And even sadder for me, since I’d probably move.
But there is one damsel I’ve become acquainted with, and she’s unattached, not affiliated with any fromager: Madame Loïk.
Simply spread on slices of bread without anything getting between me and her snow-whiteness, Madame Loïk is one of my sinful pleasures from the supermarket. In the past, I’ve added finely-chopped fines herbes and olives and used her as a spread. And just the other night, I made a simple snack for l’heure d’apèro by topping a bit of bread with a smear of Madame, then delicately draping an anchovy filet over her.
I don’t know much about her, though; she’s a woman wrapped in mystery.
She calls herself “fromage fouetté nature” (whipped cheese) and I don’t think she has an equal anywhere else. And although there’s a couple of different varieties, my hands-down favorite is the one with sel de Guérande noted on the label. (Don’t you wish in America they’d start telling you what kind of salt they use? Seems like there’s everything else on labels over there.)
I don’t buy her very often, since she’s incredibly rich, so I’m sure she’s not dependent on me, financially. But every once in a while, when I’m at the store, I’ll bring her home, lift her top, and dive in, enraptured in the creamy madness, the fluffy freshness, and the silky softness of her snow-white crevasse.

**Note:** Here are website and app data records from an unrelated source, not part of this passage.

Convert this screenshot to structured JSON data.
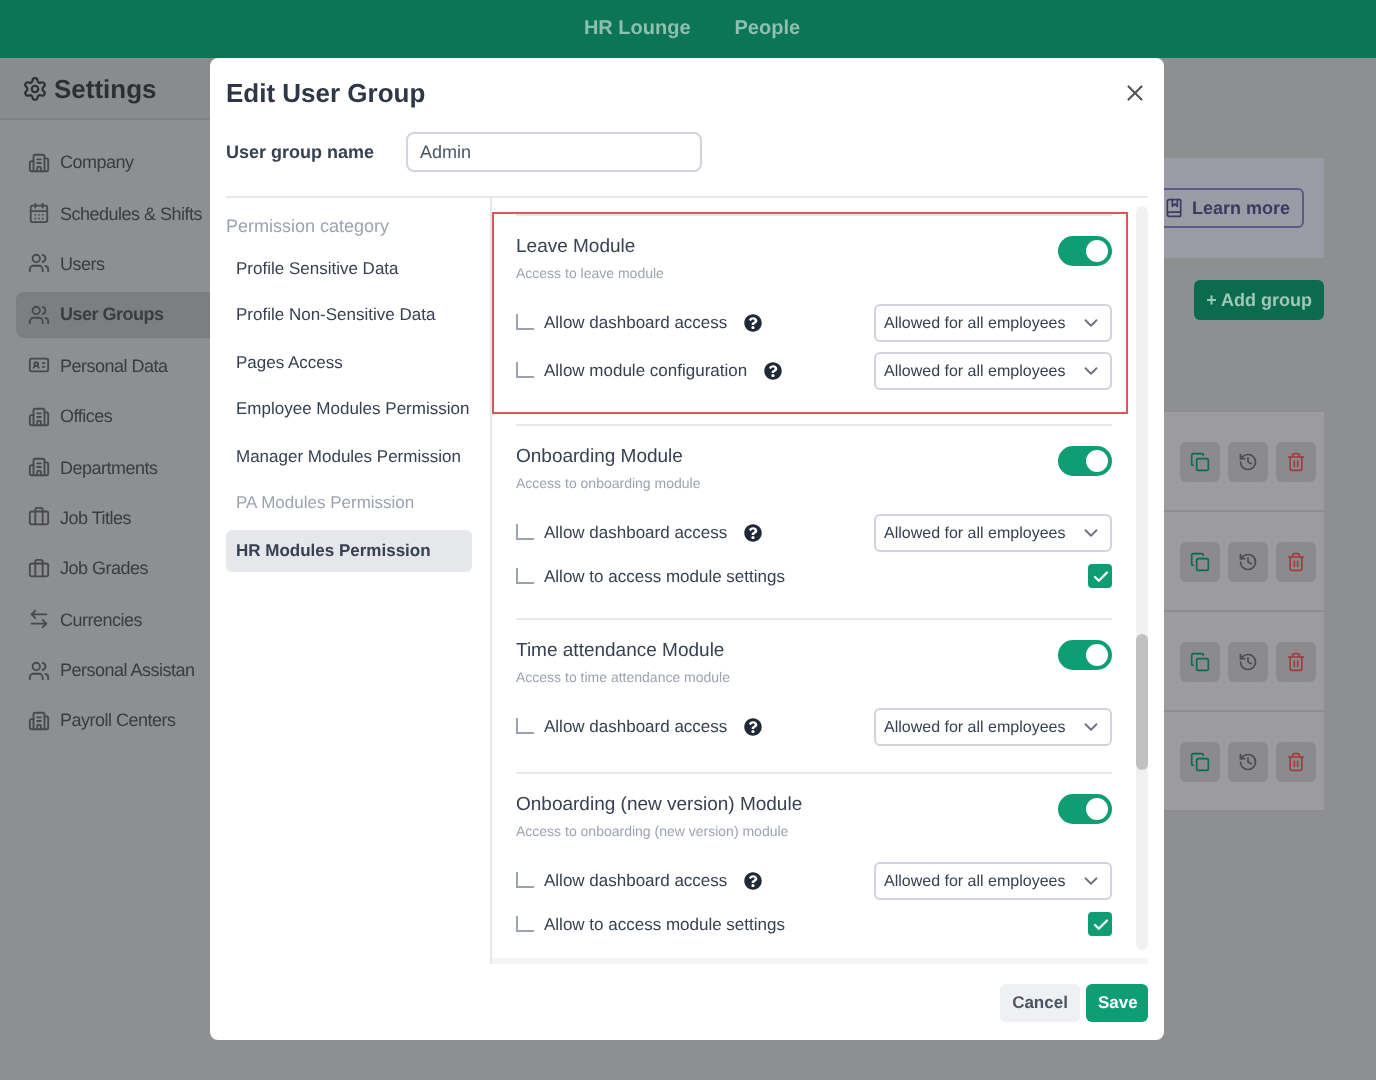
{
  "top_nav": [
    "HR Lounge",
    "People"
  ],
  "settings": {
    "title": "Settings",
    "items": [
      {
        "label": "Company",
        "selected": false
      },
      {
        "label": "Schedules & Shifts",
        "selected": false
      },
      {
        "label": "Users",
        "selected": false
      },
      {
        "label": "User Groups",
        "selected": true
      },
      {
        "label": "Personal Data",
        "selected": false
      },
      {
        "label": "Offices",
        "selected": false
      },
      {
        "label": "Departments",
        "selected": false
      },
      {
        "label": "Job Titles",
        "selected": false
      },
      {
        "label": "Job Grades",
        "selected": false
      },
      {
        "label": "Currencies",
        "selected": false
      },
      {
        "label": "Personal Assistan",
        "selected": false
      },
      {
        "label": "Payroll Centers",
        "selected": false
      }
    ]
  },
  "page": {
    "learn_more": "Learn more",
    "add_group": "+ Add group"
  },
  "dialog": {
    "title": "Edit User Group",
    "name_label": "User group name",
    "name_value": "Admin",
    "category_heading": "Permission category",
    "categories": [
      {
        "label": "Profile Sensitive Data",
        "selected": false,
        "disabled": false
      },
      {
        "label": "Profile Non-Sensitive Data",
        "selected": false,
        "disabled": false
      },
      {
        "label": "Pages Access",
        "selected": false,
        "disabled": false
      },
      {
        "label": "Employee Modules Permission",
        "selected": false,
        "disabled": false
      },
      {
        "label": "Manager Modules Permission",
        "selected": false,
        "disabled": false
      },
      {
        "label": "PA Modules Permission",
        "selected": false,
        "disabled": true
      },
      {
        "label": "HR Modules Permission",
        "selected": true,
        "disabled": false
      }
    ],
    "modules": [
      {
        "title": "Leave Module",
        "subtitle": "Access to leave module",
        "enabled": true,
        "highlighted": true,
        "rows": [
          {
            "kind": "select",
            "label": "Allow dashboard access",
            "help": true,
            "value": "Allowed for all employees"
          },
          {
            "kind": "select",
            "label": "Allow module configuration",
            "help": true,
            "value": "Allowed for all employees"
          }
        ]
      },
      {
        "title": "Onboarding Module",
        "subtitle": "Access to onboarding module",
        "enabled": true,
        "highlighted": false,
        "rows": [
          {
            "kind": "select",
            "label": "Allow dashboard access",
            "help": true,
            "value": "Allowed for all employees"
          },
          {
            "kind": "checkbox",
            "label": "Allow to access module settings",
            "checked": true
          }
        ]
      },
      {
        "title": "Time attendance Module",
        "subtitle": "Access to time attendance module",
        "enabled": true,
        "highlighted": false,
        "rows": [
          {
            "kind": "select",
            "label": "Allow dashboard access",
            "help": true,
            "value": "Allowed for all employees"
          }
        ]
      },
      {
        "title": "Onboarding (new version) Module",
        "subtitle": "Access to onboarding (new version) module",
        "enabled": true,
        "highlighted": false,
        "rows": [
          {
            "kind": "select",
            "label": "Allow dashboard access",
            "help": true,
            "value": "Allowed for all employees"
          },
          {
            "kind": "checkbox",
            "label": "Allow to access module settings",
            "checked": true
          }
        ]
      }
    ],
    "buttons": {
      "cancel": "Cancel",
      "save": "Save"
    }
  }
}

Afterwards, we take a break until I can’t stand it anymore. Then I’ll go back for more.
Madame Loïk…Je t’aime…